That alternative would include four straight ramps, one single intersection and a two-lane, two-way frontage road.

Another alternative to be unveiled at the July hearing will be what Barnwell termed a &uot;modified loop&uot; interchange. A map of that alternative should be available at least two weeks before the hearing, Barnwell said.

Without an interchange, extending the Natchez Trace Parkway to Liberty Road will bring in more cars that the current intersection can bear, and the bypass bridge is already obsolete and dangerous, MDOT officials have said.

That modified alternative will have less impact on nearby businesses, Barnwell said.

Three alternatives for the interchange were presented at October’s hearing:

4Alternative A, a partial cloverleaf exchange.

4Alternative B, with straight ramps on all four sides of the interchange and a two-lane, two-way frontage road.

4Alternative C, which would take about $9.5 million and four-and-a-half years to finish.

The elimination of businesses in the path of the work &045; 12 in all, under Alternative C &045; was a main concern expressed by citizens after October’s hearing, along with limited access to businesses along the corridor.

The purpose of revisiting the alternatives since then was to address businesses’ concerns, according to Barnwell.

The project &045; 80 percent of which will be paid by the federal government, with 20 percent coming from state funds &045; will also widen Liberty Road from two to four lanes.

It will relocate Camellia Drive to align with Wood Avenue, improve the intersections at Wood and Camellia and on Seargent S. Prentiss Drive at Wal-Mart, and reconstruct bridges and reduce access points along Seargent S. Prentiss Drive.

Despite the time it has taken to hold hearing and come up with new designs, Barnwell said MDOT will attempt to construct the interchange as soon as possible.

&uot;We don’t want it to still be under construction when the Trace is completed&uot; by an estimated date of December 2004, Barnwell said.

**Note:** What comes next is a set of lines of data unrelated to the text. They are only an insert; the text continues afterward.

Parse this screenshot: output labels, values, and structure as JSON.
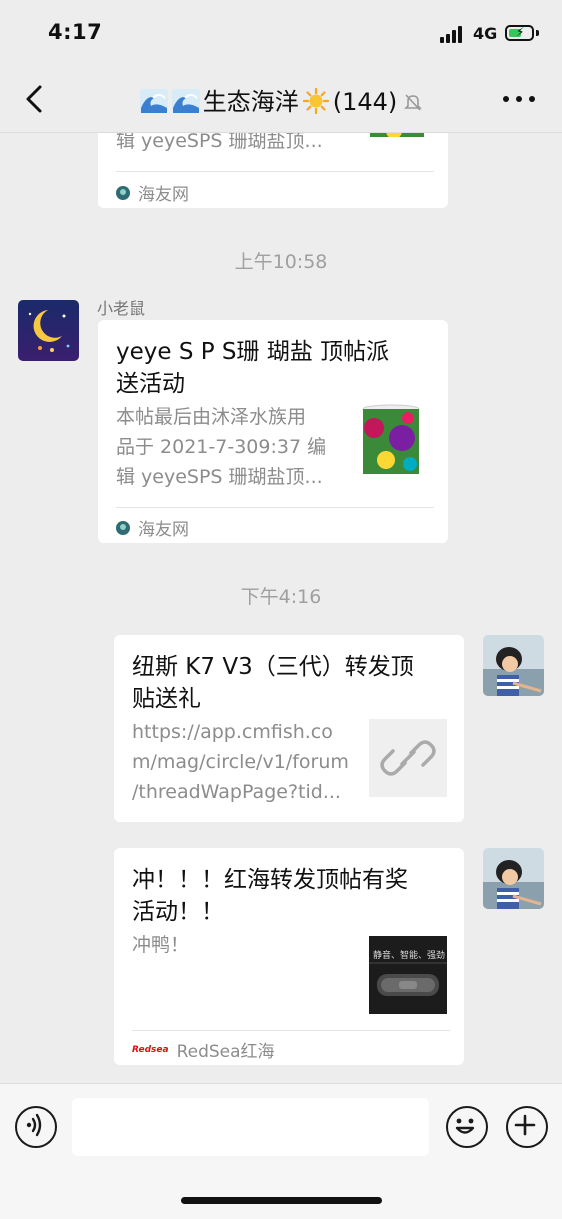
{
  "status_bar": {
    "time": "4:17",
    "network": "4G"
  },
  "header": {
    "title": "生态海洋",
    "count": "(144)"
  },
  "messages": [
    {
      "desc_lines": [
        "辑 yeyeSPS 珊瑚盐顶..."
      ],
      "source": "海友网"
    },
    {
      "timestamp": "上午10:58",
      "sender": "小老鼠",
      "title_lines": [
        "yeye S P S珊 瑚盐 顶帖派",
        "送活动"
      ],
      "desc_lines": [
        "本帖最后由沐泽水族用",
        "品于 2021-7-309:37 编",
        "辑 yeyeSPS 珊瑚盐顶..."
      ],
      "source": "海友网"
    },
    {
      "timestamp": "下午4:16",
      "title_lines": [
        "纽斯 K7 V3（三代）转发顶",
        "贴送礼"
      ],
      "desc_lines": [
        "https://app.cmfish.co",
        "m/mag/circle/v1/forum",
        "/threadWapPage?tid..."
      ]
    },
    {
      "title_lines": [
        "冲！！！红海转发顶帖有奖",
        "活动！！"
      ],
      "desc_lines": [
        "冲鸭！"
      ],
      "thumb_text": "静音、智能、强劲",
      "source_logo": "Redsea",
      "source": "RedSea红海"
    }
  ],
  "icons": {
    "back": "chevron-left-icon",
    "wave": "water-wave-icon",
    "sun": "sun-icon",
    "mute": "bell-muted-icon",
    "more": "more-icon",
    "voice": "voice-icon",
    "emoji": "emoji-icon",
    "plus": "plus-icon",
    "link": "link-icon"
  }
}
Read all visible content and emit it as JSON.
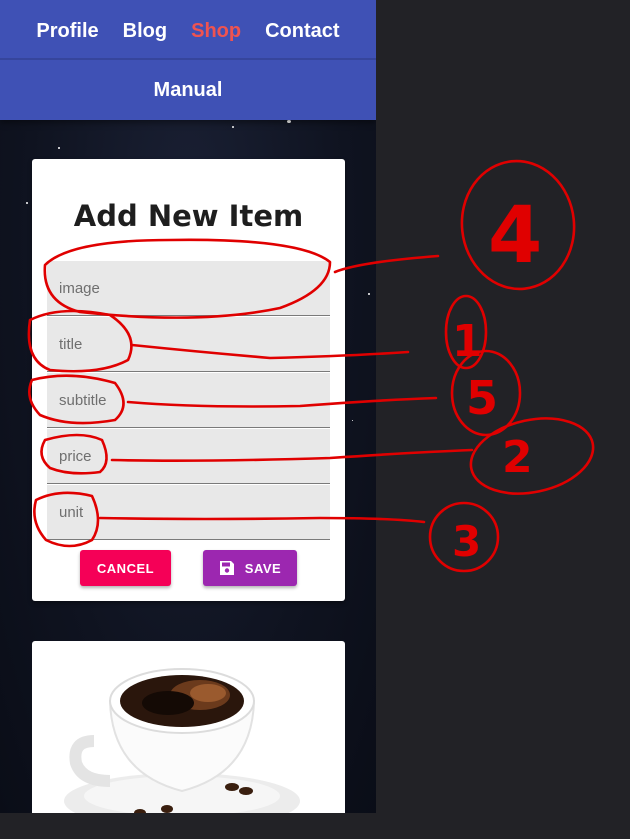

Still, he added, hearings are required by law. &uot;Besides,&uot; he said, &uot;it’s the right thing to do.&uot;